App and web page records:

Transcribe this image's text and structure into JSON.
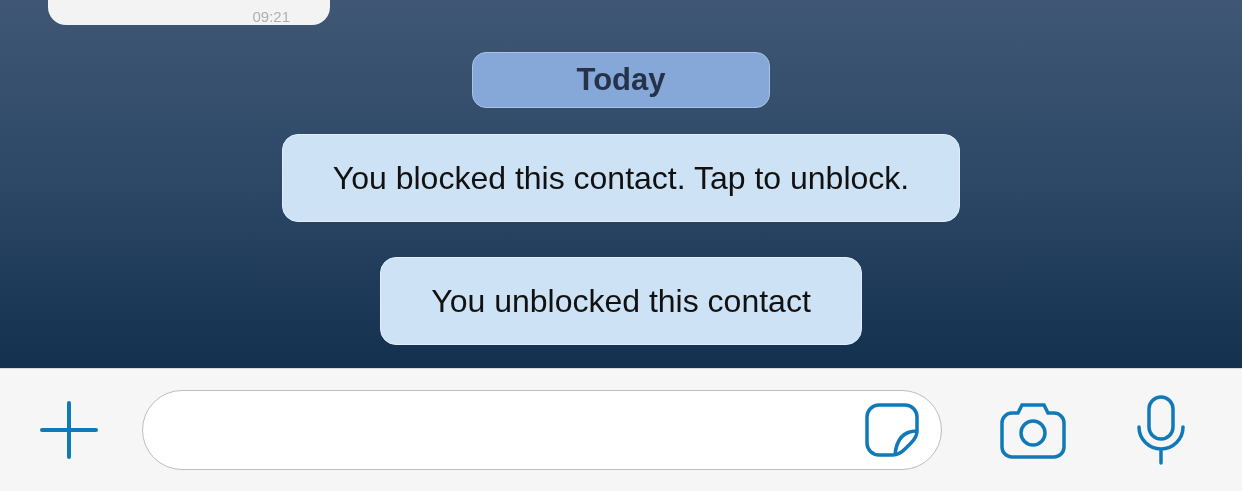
{
  "previous_message": {
    "time": "09:21"
  },
  "date_separator": "Today",
  "system_messages": [
    {
      "text": "You blocked this contact. Tap to unblock."
    },
    {
      "text": "You unblocked this contact"
    }
  ]
}
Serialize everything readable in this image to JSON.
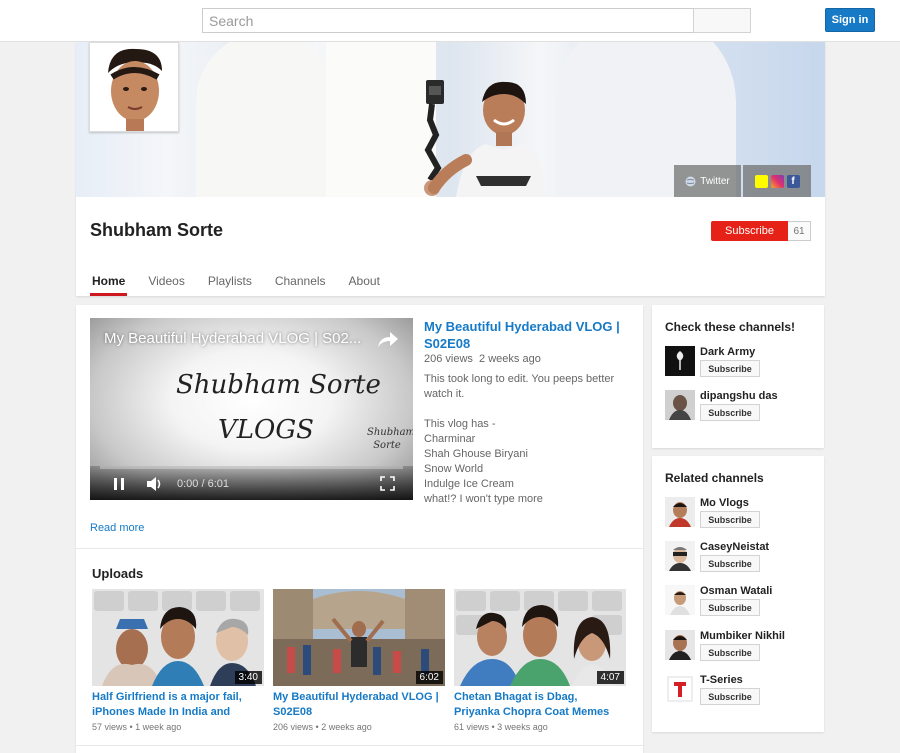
{
  "header": {
    "search_placeholder": "Search",
    "signin_label": "Sign in"
  },
  "channel": {
    "name": "Shubham Sorte",
    "subscribe_label": "Subscribe",
    "subscriber_count": "61",
    "twitter_label": "Twitter",
    "tabs": [
      {
        "label": "Home",
        "active": true
      },
      {
        "label": "Videos",
        "active": false
      },
      {
        "label": "Playlists",
        "active": false
      },
      {
        "label": "Channels",
        "active": false
      },
      {
        "label": "About",
        "active": false
      }
    ]
  },
  "featured": {
    "player_title": "My Beautiful Hyderabad VLOG | S02...",
    "thumb_text_1": "Shubham Sorte",
    "thumb_text_2": "VLOGS",
    "thumb_corner": "Shubham Sorte",
    "time": "0:00 / 6:01",
    "title": "My Beautiful Hyderabad VLOG | S02E08",
    "views": "206 views",
    "age": "2 weeks ago",
    "description": "This took long to edit. You peeps better watch it.\n\nThis vlog has -\nCharminar\nShah Ghouse Biryani\nSnow World\nIndulge Ice Cream\nwhat!? I won't type more",
    "read_more": "Read more"
  },
  "uploads": {
    "heading": "Uploads",
    "items": [
      {
        "title": "Half Girlfriend is a major fail, iPhones Made In India and",
        "views": "57 views",
        "age": "1 week ago",
        "duration": "3:40"
      },
      {
        "title": "My Beautiful Hyderabad VLOG | S02E08",
        "views": "206 views",
        "age": "2 weeks ago",
        "duration": "6:02"
      },
      {
        "title": "Chetan Bhagat is Dbag, Priyanka Chopra Coat Memes and Water",
        "views": "61 views",
        "age": "3 weeks ago",
        "duration": "4:07"
      }
    ]
  },
  "check_channels": {
    "heading": "Check these channels!",
    "items": [
      {
        "name": "Dark Army",
        "subscribe": "Subscribe"
      },
      {
        "name": "dipangshu das",
        "subscribe": "Subscribe"
      }
    ]
  },
  "related_channels": {
    "heading": "Related channels",
    "items": [
      {
        "name": "Mo Vlogs",
        "subscribe": "Subscribe"
      },
      {
        "name": "CaseyNeistat",
        "subscribe": "Subscribe"
      },
      {
        "name": "Osman Watali",
        "subscribe": "Subscribe"
      },
      {
        "name": "Mumbiker Nikhil",
        "subscribe": "Subscribe"
      },
      {
        "name": "T-Series",
        "subscribe": "Subscribe"
      }
    ]
  },
  "colors": {
    "accent_blue": "#167ac6",
    "subscribe_red": "#e62117",
    "tab_underline": "#cc181e"
  }
}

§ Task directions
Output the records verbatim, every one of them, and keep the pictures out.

§ Exercise result
Transcribe this image's text and structure into JSON.
{
  "previous_message": {
    "time": "09:21"
  },
  "date_separator": "Today",
  "system_messages": [
    {
      "text": "You blocked this contact. Tap to unblock."
    },
    {
      "text": "You unblocked this contact"
    }
  ]
}
Serialize everything readable in this image to JSON.
{
  "header": {
    "search_placeholder": "Search",
    "signin_label": "Sign in"
  },
  "channel": {
    "name": "Shubham Sorte",
    "subscribe_label": "Subscribe",
    "subscriber_count": "61",
    "twitter_label": "Twitter",
    "tabs": [
      {
        "label": "Home",
        "active": true
      },
      {
        "label": "Videos",
        "active": false
      },
      {
        "label": "Playlists",
        "active": false
      },
      {
        "label": "Channels",
        "active": false
      },
      {
        "label": "About",
        "active": false
      }
    ]
  },
  "featured": {
    "player_title": "My Beautiful Hyderabad VLOG | S02...",
    "thumb_text_1": "Shubham Sorte",
    "thumb_text_2": "VLOGS",
    "thumb_corner": "Shubham Sorte",
    "time": "0:00 / 6:01",
    "title": "My Beautiful Hyderabad VLOG | S02E08",
    "views": "206 views",
    "age": "2 weeks ago",
    "description": "This took long to edit. You peeps better watch it.\n\nThis vlog has -\nCharminar\nShah Ghouse Biryani\nSnow World\nIndulge Ice Cream\nwhat!? I won't type more",
    "read_more": "Read more"
  },
  "uploads": {
    "heading": "Uploads",
    "items": [
      {
        "title": "Half Girlfriend is a major fail, iPhones Made In India and",
        "views": "57 views",
        "age": "1 week ago",
        "duration": "3:40"
      },
      {
        "title": "My Beautiful Hyderabad VLOG | S02E08",
        "views": "206 views",
        "age": "2 weeks ago",
        "duration": "6:02"
      },
      {
        "title": "Chetan Bhagat is Dbag, Priyanka Chopra Coat Memes and Water",
        "views": "61 views",
        "age": "3 weeks ago",
        "duration": "4:07"
      }
    ]
  },
  "check_channels": {
    "heading": "Check these channels!",
    "items": [
      {
        "name": "Dark Army",
        "subscribe": "Subscribe"
      },
      {
        "name": "dipangshu das",
        "subscribe": "Subscribe"
      }
    ]
  },
  "related_channels": {
    "heading": "Related channels",
    "items": [
      {
        "name": "Mo Vlogs",
        "subscribe": "Subscribe"
      },
      {
        "name": "CaseyNeistat",
        "subscribe": "Subscribe"
      },
      {
        "name": "Osman Watali",
        "subscribe": "Subscribe"
      },
      {
        "name": "Mumbiker Nikhil",
        "subscribe": "Subscribe"
      },
      {
        "name": "T-Series",
        "subscribe": "Subscribe"
      }
    ]
  },
  "colors": {
    "accent_blue": "#167ac6",
    "subscribe_red": "#e62117",
    "tab_underline": "#cc181e"
  }
}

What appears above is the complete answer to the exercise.